“In 2016, over 53 million cars were subject to a government recall, the highest number in our nation’s history, because market forces failed to put public safety ahead of financial interests. Recent examples include vehicles equipped with exploding Takata airbags, deadly GM ignition switches and polluting VW diesel engines, runaway Toyota vehicles, and other serious defects,” the letter noted. “The same industry that created and purposely hid these safety problems is now seeking and receiving from DOT a free hand to produce and sell vehicles that will contain millions of lines of code, thousands of feet of electrical circuitry and advanced electronics yet meet no minimum federal electronics requirements as is mandated by the Federal Aviation Administration or safety standards for cybersecurity protections… In short, AV manufacturers will be subject to little, if any, government oversight and accountability as the most radical new and untested vehicles enter our highways since the invention of the passenger motor vehicle.”
Noting that public opinion polls show strong public skepticism about driverless cars, the letter warned:
“The reluctance and hesitation of the public to embrace AVs will not be overcome unless unproven, unreliable and unsafe technologies are kept out of the marketplace. It is incumbent upon DOT to assure the public that only safe and adequately tested vehicles meeting minimum federal performance requirements are sold and operated on our streets and roads. This is no different than DOT’s statutory mandate to protect and safeguard families using other modes of travel including plane, rail, bus, bicycle, or walking.”

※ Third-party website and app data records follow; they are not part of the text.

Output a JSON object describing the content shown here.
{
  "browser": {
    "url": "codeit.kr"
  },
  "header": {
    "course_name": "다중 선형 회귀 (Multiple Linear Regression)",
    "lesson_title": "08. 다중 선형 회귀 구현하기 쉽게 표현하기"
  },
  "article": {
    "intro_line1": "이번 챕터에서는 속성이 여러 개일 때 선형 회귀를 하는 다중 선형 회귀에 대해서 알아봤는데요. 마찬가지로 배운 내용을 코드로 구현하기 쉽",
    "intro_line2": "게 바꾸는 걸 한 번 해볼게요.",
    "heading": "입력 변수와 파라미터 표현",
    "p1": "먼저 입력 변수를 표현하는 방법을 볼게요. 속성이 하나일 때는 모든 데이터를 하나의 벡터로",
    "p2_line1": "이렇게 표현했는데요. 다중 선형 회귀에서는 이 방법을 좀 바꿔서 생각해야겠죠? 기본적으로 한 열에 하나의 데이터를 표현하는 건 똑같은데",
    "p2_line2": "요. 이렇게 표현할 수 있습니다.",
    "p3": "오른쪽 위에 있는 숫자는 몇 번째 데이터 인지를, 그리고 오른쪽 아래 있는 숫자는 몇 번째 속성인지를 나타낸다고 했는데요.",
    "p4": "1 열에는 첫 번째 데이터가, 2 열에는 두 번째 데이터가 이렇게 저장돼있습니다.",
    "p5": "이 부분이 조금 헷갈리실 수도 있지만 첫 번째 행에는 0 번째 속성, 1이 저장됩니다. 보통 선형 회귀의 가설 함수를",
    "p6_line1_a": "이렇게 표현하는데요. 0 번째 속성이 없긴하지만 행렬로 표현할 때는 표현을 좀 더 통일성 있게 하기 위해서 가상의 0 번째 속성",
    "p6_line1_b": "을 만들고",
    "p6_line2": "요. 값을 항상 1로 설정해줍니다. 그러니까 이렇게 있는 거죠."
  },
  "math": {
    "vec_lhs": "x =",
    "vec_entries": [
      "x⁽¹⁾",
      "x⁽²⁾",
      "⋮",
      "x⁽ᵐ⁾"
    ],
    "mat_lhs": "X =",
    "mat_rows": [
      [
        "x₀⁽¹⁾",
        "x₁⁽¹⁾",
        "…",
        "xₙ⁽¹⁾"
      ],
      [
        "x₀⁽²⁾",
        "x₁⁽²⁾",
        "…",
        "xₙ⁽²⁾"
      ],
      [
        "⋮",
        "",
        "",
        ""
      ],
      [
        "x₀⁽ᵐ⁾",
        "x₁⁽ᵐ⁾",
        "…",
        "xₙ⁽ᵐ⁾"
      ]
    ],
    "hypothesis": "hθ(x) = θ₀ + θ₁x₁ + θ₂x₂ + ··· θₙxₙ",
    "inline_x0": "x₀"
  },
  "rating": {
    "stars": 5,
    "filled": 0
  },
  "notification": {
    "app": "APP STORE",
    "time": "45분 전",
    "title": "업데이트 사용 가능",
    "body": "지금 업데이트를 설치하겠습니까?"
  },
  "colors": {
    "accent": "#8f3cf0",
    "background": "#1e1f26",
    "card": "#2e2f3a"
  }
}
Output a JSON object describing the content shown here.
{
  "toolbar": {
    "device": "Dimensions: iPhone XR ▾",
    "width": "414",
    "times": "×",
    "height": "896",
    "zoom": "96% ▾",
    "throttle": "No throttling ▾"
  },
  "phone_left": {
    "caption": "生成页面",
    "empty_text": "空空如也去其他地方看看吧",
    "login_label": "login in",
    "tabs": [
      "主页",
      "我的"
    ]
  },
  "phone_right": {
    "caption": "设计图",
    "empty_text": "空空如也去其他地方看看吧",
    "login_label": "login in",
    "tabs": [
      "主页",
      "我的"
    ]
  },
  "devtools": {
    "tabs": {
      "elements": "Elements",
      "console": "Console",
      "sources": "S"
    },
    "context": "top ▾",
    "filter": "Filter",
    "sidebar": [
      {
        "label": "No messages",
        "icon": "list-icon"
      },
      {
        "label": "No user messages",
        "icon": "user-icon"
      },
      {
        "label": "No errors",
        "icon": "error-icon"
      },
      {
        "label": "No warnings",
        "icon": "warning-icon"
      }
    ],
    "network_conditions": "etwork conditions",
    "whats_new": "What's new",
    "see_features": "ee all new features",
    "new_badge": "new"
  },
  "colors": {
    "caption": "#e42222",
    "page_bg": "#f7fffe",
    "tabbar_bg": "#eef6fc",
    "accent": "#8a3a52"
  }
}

The groups letter concluded:
“We urge DOT, under your watch, to encourage and oversee the development and deployment of life changing and lifesaving motor vehicle technologies by issuing minimum performance standards instead of ‘voluntary guidelines,’ providing consumers with essential information on the capabilities and limitations of autonomous vehicles, and rigorously enforcing current legal mandates for industry to immediately report problems. Regardless of Congressional activity on AVs, DOT’s obligation to carry out its mission of ensuring a safe transportation system must be met. The public expects and deserves no less.”
The 26 signatories signing the included:
Ralf Hotchkiss, Co-Founder
Whirlwind Wheelchair International
Mark Plotz, Conference Director
National Center for Bicycling & Walking
Georges Benjamin, MD, Executive Director
American Public Health Association
Christopher Michetti, MD, President
American Trauma Society
Leah Shahum, Founder and Director
Vision Zero Network
Dominick Stokes, Vice President for
Legislative Affairs, Federal Law Enforcement
Paul Steely White, Executive Director,
Catherine Chase, President
Advocates for Highway and Auto Safety
Joan Claybrook, President Emeritus
Public Citizen, and Former NHTSA Administrator
Jack Gillis, Director of Public Affairs
Consumer Federation of America
Robert Weissman, President
Sally Greenberg, Executive Director
National Consumers League
Linda Sherry, Director of National Priorities
Paul Schrader, Treasurer
Massachusetts Consumers Council, Inc.
Bill Newton, Deputy Director
Florida Consumer Action Network
Andrew McGuire, Executive Director
Jason Levine, Executive Director
Center for Auto Safety
Rosemary Shahan, President
Consumers for Auto Reliability and Safety
Melissa Wandall, President
National Coalition for Safer Roads
Founder, The Mark Wandall Foundation
Stephen W. Hargarten, M.D., MPH
Society for the Advancement of
Violence and Injury Research
John M. Simpson, Privacy and Technology
Project Director, Consumer Watchdog
Brent Hugh, Executive Director
Missouri Bicycle & Pedestrian Federation
Cathy DeLuca, Policy & Program Director
Walk San Francisco
Dan Becker, Director
Safe Climate Campaign
Irene E. Leech, President
Virginia Citizens Consumer Council
Dawn King, President
Truck Safety Coalition